M 17 July

Read Ch 8 Newspapers

Quiz 8

Due 12 PM Noon: Post Movies module

Develop Newspapers module in class

Due 12 PM Noon: Post Newspaper starter

Due 8 PM: Evaluate Movies module

T 18 July

Read Ch 9 Magazines

Quiz 9

Due 12 PM Noon: Post Newspaper module

Develop Magazines module in class

Due 12 PM Noon: Post Magazine starter

Due 8 PM: Evaluate Newspaper module

R 20 July

Read Ch 10 Books

Quiz 10

Due 12 PM Noon: Post Magazines module

Develop Books module in class

Due 12 PM Noon: Post Books starter

Due 8 PM: Evaluate Magazines module

F 21 July

Last Day to Withdraw from Course

Last Day to Submit Work for Feedback from Instructor

M 24 July

Read Chs 11-12 Advertising and Public Relations

Quiz 11

Due 12 PM Noon: Post Books module

Due 8 PM: Evaluate Books module

Develop Advertising and Public Relations module 5:30 - 7:50 PM via http://breeze.itap.purdue.edu/com250

T 25 July

Post Advertising and Public Relations module

Read Ch 13 Media Economics

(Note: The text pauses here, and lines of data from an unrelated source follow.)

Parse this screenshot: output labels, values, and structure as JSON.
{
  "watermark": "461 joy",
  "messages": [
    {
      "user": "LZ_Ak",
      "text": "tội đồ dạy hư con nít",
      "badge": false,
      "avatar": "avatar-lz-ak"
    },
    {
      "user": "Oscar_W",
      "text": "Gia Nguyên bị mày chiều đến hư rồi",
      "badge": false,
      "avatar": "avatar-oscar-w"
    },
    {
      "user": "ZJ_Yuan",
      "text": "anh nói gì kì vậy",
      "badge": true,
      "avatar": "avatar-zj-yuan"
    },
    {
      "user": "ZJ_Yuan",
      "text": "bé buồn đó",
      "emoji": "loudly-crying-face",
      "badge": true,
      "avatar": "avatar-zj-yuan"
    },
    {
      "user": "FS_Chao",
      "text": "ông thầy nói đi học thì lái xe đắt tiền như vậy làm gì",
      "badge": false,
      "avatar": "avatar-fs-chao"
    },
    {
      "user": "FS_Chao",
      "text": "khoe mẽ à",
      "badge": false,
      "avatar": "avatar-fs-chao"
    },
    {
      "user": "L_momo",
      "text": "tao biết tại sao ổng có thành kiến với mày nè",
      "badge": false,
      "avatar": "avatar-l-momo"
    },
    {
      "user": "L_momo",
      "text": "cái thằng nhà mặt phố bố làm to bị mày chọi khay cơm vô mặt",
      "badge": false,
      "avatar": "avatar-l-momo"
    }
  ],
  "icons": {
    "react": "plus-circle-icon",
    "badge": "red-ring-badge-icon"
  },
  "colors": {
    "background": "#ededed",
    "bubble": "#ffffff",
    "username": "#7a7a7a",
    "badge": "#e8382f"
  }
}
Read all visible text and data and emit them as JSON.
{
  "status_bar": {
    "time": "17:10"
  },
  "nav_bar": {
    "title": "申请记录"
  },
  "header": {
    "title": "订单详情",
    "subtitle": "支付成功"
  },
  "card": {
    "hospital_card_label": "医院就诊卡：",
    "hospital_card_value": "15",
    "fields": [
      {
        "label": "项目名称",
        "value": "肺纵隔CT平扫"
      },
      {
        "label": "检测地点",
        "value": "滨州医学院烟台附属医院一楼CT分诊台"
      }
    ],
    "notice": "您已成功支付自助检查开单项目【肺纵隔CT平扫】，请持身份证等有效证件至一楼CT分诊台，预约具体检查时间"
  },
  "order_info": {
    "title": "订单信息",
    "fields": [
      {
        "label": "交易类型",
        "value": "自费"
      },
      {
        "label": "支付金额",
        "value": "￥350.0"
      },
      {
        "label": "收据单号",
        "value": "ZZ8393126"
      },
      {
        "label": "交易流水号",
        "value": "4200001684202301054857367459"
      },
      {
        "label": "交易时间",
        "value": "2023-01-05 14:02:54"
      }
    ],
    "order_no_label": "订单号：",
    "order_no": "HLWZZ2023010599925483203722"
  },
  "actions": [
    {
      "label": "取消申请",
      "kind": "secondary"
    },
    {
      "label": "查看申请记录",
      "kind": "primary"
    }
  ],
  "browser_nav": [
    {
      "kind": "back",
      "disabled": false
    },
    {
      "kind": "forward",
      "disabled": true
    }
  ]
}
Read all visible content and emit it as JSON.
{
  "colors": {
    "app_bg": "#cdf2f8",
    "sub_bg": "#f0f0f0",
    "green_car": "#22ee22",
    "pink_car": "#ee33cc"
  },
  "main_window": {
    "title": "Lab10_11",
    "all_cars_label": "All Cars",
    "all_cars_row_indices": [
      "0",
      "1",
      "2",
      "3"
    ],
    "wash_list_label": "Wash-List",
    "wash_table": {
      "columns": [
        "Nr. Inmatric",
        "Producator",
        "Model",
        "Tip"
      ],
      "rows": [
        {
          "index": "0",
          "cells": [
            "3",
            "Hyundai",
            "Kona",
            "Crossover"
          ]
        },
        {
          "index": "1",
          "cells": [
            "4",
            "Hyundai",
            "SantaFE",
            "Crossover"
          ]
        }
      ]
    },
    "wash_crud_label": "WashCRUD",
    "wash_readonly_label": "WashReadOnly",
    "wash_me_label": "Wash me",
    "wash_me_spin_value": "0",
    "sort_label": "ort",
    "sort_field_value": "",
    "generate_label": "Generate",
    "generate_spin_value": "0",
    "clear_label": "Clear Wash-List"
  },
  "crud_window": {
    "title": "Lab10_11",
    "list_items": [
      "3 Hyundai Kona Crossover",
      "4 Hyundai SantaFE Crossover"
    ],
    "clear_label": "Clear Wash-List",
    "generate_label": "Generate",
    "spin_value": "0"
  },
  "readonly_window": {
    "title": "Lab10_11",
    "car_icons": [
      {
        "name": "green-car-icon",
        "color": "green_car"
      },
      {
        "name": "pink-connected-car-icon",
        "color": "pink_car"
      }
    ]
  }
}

Quiz 12

Develop Economics and Globalization module in class

Due 12 PM Noon: Post Economics and Globalization starter

R 27 July

Evaluate Advertising and Public Relations module

Read Ch 14 Media Ethics

Quiz 13

Due 12 PM Noon: Post Economics and Globalization module

Due 8 PM: Evaluate Economics and Globalization module

Develop Media Ethics module via http://breeze.itap.purdue.edu/com250 5:30 - 7:50 PM

M 31 July

Post Media Ethics module

Read Ch 15 Media Effects

Quiz 14

Develop Media Effects module in class

Due 12 PM Noon: Post Media Effects starter

T 1 Aug

Evaluate Media Ethics module

Read Ch 16

Quiz 15

Due 12 PM Noon: Post Media Effects module

Develop Media Regulation module

Due 12 PM Noon: Post Media Regulation starter

Due 8 PM: Evaluate Media Effects module

R 3 Aug

 

Due 12 PM Noon: Post Media Regulation module

Due 8 PM: Evaluate Media Regulation module (accepted by F 4 Aug 8 PM)

READING DAY – NO CLASS OR ONLINE MEETING

Due 8 PM: Online Course Evaluations and all Revise and Resubmits

 

i was saved from complete obsolescence on 25 june 2006 by carr@ipfw.edu